Samuel Scharf inside his “Self-Portrait” installation.

Samuel Scharf, MFA studio art ’12, believes in open and honest dialogue when it comes to art. “I’m interested in just speaking to and having conversations with people who show an interest enough to say, ‘Why’d you choose that color? Why did you choose to do that performance?’ That way, we can grow together in the discussion,” explains Scharf.

That’s what Scharf hopes viewers ask about his “Self-Portrait” installation on display at the Arlington Arts Center through September 25. The eight-foot wooden cube with a door, an LED light bulb, a spot to sit, and a bright orange interior, listed as one of “Ten objects that will amaze you” by the Washington Post, is meant to make the viewer part of the performance.

“When you walk into that piece and shut the door, my hope for is that you have a contemplative moment, even if you’re challenged by the color or you’re challenged by the solitude or the confinement, and to meet that challenge,” Scharf says. “I really want to have that discussion with the viewer.”

Feeling this way about his art hasn’t been an easy process. Scharf worked a full-time job while making art in his free time for six years before he entered the MFA program in 2010, and coming into an atmosphere where the only goal was making art all day and then receiving criticism from professors was a trial. “For the first time in my career, I had a group of people specifically focused on looking at my artwork and how it’s evolving. ‘Where can this go? What are you trying to say here? Are you fully aware of what you’re doing and why you’re doing it?’” he says.

Scharf was doing found object art before starting at American University. After a couple of months in the MFA program, his professors helped him realize that he was very much aware of his viewer, almost to a fault. “In a couple of criticisms, what was coming back to me was, ‘You’re involved in a “we” conversation. We want you to know what it’s like to be on that other side. Because you’re so interested in the viewer, what if you are the object?’ I got pushed evolutionarily to be the art, and now I’m exploring that,” Scharf explains.

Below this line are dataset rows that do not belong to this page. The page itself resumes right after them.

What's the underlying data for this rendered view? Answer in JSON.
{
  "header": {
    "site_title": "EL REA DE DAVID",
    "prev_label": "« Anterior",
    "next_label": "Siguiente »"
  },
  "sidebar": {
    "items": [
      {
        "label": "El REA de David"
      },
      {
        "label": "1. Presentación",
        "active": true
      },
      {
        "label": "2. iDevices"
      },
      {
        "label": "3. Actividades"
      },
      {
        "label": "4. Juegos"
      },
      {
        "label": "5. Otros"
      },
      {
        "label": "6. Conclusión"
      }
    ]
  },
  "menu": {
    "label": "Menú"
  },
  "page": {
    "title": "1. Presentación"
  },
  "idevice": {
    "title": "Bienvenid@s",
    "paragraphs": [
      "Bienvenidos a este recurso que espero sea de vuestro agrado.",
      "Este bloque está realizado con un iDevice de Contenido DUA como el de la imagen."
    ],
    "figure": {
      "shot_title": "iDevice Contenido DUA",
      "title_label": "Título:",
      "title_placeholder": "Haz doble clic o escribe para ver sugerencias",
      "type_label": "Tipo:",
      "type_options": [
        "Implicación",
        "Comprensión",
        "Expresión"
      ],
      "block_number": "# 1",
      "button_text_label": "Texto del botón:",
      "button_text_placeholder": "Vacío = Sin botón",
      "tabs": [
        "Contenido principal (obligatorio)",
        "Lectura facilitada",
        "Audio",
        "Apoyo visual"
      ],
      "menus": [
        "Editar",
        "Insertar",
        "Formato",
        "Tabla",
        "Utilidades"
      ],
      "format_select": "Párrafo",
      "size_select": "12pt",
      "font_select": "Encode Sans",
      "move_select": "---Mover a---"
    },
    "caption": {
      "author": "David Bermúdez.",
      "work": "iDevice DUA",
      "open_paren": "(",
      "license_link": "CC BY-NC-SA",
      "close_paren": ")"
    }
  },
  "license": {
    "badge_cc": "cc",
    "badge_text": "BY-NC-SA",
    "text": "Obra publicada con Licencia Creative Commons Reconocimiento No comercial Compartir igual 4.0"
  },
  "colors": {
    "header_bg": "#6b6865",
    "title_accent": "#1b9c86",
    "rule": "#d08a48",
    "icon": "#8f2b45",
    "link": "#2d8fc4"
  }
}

He has no regrets about his changing path. “I was really insecure at first about putting myself out there like that, but this is a real safe space. The professors are really interested in me pushing the boundaries of what I’m doing to the point of full awareness to understand where this goes after I leave,” he says.

Scharf believes that his decision to enroll in an MFA program for studio art was a big deal. He was forced to confront the eventuality of immense debt, the fact that there is no guarantee of a job after graduation, and that he was secure with his decision to be an artist. “I really needed to understand that sticking through this, thick and thin, the successes and the failures are, as a whole, what I’m interested in with an artistic career,” he says.

Even after one year of the program, Scharf has already noticed a building of confidence and structure that he’d lacked, which he attributes to working with people who have been through the program before. “It’s changed the way I look at art, it’s changed the way I make art, it’s changed the way I talk about artwork,” he says. “I only want to look at work that I know has been through that process of thinking through the ideas, and that’s the type of work I want to make from now on.”

The university’s MFA program simply solidified for him that he is a “lifer,” someone who has made being an artist his life choice and who has committed to the endless pursuit of creativity and finding his place. His professors have made it clear to him that none of this is an accident, that he was accepted into the MFA program for a reason, and that they believe he has the talent to carry himself through even when others stop making art. “They’re really pushing you to be the best type of artist you are,” he says. “I couldn’t have asked for anything better.”

Samuel Scharf’s “Self-Portrait” is on display through September 25 at the Arlington Art Center, Arlington, Virginia.